Scatter graphics: Premier League, 2017/18

Here’s an end-of-season update to the scatter graphics, which compare the attacking and defensive performances of every team in a division. Each of the four graphics is explained briefly below and at length here.

Shot dominance

First of all, here is how the number of shots taken by each club compares with those they face in return. The average number of shots taken per match is on the horizontal and the average number faced is on the vertical, so bottom right (take plenty, allow few in return) is good while top left (take few, allow plenty) is bad. The stripes are like contours: the greener the stripe, the better the performance (and vice versa for red).

Five of the ‘big six’ clubs stand out as more dominant than the rest – the exception being Man Utd who are closer to the chasing pack than their nearest rival despite their second place finish. It’s actually Liverpool who have dominated the most after runaway champions Man City.

I’ve mentioned before that Crystal Palace have looked better than their results this season and they’re comfortably above average in raw shot terms, so their strong recovery from a nightmare start wasn’t surprising.

Huddersfield look to be this season’s “safety first” team – creating little but allowing little in return, while Bournemouth matches look to be good value for the neutral.

Attacking effectiveness

Now let’s look at attacking alone. The horizontal axis stays the same as in the graphic above, but now the vertical shows the average number of shots needed to score each league goal.

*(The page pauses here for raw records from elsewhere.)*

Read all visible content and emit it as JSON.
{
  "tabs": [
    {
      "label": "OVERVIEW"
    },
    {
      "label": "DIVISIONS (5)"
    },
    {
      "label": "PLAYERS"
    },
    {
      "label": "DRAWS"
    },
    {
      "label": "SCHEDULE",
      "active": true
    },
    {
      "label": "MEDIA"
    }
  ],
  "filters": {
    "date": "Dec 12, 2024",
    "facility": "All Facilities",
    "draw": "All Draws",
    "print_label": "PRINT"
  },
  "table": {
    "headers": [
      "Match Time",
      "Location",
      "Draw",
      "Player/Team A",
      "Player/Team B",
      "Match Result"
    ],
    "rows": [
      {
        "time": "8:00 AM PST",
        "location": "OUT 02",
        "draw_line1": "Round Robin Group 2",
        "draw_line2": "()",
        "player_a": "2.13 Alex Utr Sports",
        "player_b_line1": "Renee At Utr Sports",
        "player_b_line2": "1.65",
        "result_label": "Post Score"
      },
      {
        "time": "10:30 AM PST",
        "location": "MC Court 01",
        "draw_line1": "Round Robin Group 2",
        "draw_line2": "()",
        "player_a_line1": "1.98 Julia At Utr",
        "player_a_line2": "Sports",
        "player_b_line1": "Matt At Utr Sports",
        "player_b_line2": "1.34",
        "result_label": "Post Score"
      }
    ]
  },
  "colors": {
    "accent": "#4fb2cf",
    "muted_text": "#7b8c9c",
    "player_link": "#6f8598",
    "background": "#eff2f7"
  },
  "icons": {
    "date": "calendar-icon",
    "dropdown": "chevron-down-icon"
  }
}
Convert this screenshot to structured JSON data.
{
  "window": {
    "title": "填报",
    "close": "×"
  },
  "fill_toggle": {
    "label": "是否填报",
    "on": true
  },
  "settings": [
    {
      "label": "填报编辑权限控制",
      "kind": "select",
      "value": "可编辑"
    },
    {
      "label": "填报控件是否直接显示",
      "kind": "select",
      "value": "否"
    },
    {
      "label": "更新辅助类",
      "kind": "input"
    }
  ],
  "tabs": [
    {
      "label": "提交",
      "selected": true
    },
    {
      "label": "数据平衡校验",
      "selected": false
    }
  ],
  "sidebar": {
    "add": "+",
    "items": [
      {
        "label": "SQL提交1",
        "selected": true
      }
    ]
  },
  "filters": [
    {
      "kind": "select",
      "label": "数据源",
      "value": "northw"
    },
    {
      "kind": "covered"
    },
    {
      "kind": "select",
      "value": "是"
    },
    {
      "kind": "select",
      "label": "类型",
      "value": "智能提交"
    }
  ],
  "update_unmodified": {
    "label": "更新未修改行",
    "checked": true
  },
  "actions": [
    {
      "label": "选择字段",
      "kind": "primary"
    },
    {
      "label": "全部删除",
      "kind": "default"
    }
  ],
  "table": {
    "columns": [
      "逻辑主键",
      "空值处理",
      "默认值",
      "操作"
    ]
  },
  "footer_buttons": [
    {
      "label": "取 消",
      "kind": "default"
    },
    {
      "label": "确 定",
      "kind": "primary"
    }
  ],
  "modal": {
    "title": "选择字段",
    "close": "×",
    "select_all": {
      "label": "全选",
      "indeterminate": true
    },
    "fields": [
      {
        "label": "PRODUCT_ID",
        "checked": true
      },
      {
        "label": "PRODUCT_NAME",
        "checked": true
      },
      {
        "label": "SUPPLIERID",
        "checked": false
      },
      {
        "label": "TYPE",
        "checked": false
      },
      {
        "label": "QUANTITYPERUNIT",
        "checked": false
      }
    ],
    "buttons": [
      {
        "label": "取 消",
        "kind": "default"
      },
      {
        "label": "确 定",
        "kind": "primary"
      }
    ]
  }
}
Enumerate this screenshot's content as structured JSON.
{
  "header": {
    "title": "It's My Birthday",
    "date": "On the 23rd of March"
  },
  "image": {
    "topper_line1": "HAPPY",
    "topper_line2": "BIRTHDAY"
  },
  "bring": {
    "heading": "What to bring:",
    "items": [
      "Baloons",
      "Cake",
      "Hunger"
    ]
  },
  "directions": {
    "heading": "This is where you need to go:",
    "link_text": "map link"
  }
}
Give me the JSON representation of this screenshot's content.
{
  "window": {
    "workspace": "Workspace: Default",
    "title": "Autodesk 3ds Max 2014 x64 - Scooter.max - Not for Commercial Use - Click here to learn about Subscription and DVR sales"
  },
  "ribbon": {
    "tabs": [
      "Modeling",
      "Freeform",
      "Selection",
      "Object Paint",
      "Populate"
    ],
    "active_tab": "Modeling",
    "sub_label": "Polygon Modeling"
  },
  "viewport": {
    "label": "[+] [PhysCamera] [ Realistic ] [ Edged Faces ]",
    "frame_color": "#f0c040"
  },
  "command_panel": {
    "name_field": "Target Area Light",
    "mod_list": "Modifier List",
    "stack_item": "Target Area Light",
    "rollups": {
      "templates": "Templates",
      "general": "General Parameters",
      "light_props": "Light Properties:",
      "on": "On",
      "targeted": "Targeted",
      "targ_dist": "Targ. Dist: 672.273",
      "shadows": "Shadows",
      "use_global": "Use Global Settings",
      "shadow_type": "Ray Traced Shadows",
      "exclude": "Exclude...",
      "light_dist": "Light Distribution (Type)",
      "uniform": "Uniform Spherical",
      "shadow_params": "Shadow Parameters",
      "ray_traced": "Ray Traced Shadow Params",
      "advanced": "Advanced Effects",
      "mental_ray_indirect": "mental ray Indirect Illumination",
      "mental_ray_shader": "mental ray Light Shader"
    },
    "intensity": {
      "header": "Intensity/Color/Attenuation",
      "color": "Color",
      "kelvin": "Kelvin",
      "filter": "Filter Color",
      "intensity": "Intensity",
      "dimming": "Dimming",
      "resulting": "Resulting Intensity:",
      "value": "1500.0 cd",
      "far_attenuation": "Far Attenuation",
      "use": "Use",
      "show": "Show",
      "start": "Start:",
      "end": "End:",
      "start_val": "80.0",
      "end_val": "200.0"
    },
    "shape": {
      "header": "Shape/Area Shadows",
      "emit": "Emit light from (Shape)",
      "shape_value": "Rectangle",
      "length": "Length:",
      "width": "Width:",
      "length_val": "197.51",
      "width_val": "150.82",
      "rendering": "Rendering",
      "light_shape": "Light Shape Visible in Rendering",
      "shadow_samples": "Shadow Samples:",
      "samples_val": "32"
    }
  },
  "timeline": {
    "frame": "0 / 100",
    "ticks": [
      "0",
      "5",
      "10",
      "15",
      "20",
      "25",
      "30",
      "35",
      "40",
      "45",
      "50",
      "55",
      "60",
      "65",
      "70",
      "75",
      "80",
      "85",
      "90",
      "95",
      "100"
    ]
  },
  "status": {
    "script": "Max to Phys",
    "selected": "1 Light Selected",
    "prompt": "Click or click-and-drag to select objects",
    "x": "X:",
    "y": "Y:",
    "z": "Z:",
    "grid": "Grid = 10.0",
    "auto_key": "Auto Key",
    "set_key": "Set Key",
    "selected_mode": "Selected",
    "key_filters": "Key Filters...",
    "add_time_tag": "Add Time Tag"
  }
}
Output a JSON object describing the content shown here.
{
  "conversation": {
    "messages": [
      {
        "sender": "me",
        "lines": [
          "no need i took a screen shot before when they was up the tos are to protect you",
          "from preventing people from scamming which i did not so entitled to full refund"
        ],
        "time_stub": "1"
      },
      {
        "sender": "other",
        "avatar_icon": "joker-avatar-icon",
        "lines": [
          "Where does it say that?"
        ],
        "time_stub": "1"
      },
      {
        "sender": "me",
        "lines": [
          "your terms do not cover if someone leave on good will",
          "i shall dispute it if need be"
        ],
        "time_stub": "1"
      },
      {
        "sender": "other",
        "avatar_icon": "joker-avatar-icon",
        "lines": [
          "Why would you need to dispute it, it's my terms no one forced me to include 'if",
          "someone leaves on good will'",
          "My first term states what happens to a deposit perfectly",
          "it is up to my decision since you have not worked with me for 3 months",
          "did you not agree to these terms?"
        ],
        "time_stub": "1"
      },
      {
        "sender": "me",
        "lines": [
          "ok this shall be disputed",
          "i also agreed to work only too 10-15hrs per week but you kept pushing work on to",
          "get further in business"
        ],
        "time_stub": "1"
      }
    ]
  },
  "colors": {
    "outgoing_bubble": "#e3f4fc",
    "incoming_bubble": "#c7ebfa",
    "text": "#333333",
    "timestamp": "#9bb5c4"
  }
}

Therefore bottom right is good (taking lots of shots and needing fewer efforts to convert) and top left is bad:

Man Utd may not shoot as much as their rivals but they are one of the division’s sharpest finishers, which is helping them to keep pace with the goalscoring feats of the teams around them.

West Ham, Everton and Leicester have also been able to rely on some clinical finishing despite creating relatively few chances.

Southampton‘s poor finishing has helped to drag them into a relegation battle this term – despite creating a respectable number of chances they’ve been one of the most wasteful teams in front of goal.

Defensive effectiveness

Next let’s look at the defensive situation – basically take the above chart and replace the word “taken” for “faced” on both axes. Now top left is good – facing fewer shots and able to soak up more per goal conceded – and bottom right is bad:

Man Utd‘s defence – or perhaps just David De Gea’s heroics – have also helped to keep them competitive at the top of the table. Only Burnley are soaking up a similar number of shots for each goal conceded – they’ve only conceded one more goal than Liverpool despite facing around twice as many shots.

The Reds may have a leaky back line but they allow few chances, while an unreliable defence has been a problem for Watford: the Hornets have repelled fewer shots for each goal conceded than anyone else, despite permitting fewer attempts than Arsenal.

Expected goals

Finally here’s an attempt at correcting the first graphic for the quality of chances created and allowed, using the same “expected goals” values that power my shot timelines (explained here). The reason for doing this is that the results tend to correlate more strongly with performance than when we treat all shots equally:

Man City look far more dominant than the rest when we correct for shot quality – they created around three times the quality of chances that they allowed, which is ridiculous.

Arsenal‘s attack looks a lot more convincing than their defence, so this is an area I’d expect to see them invest in over the summer.

This chart further underlines the fact that Crystal Palace had no business being in a relegation scrap, and while Swansea and Stoke both look like relegated teams, West Brom‘s performances didn’t seem all that bad.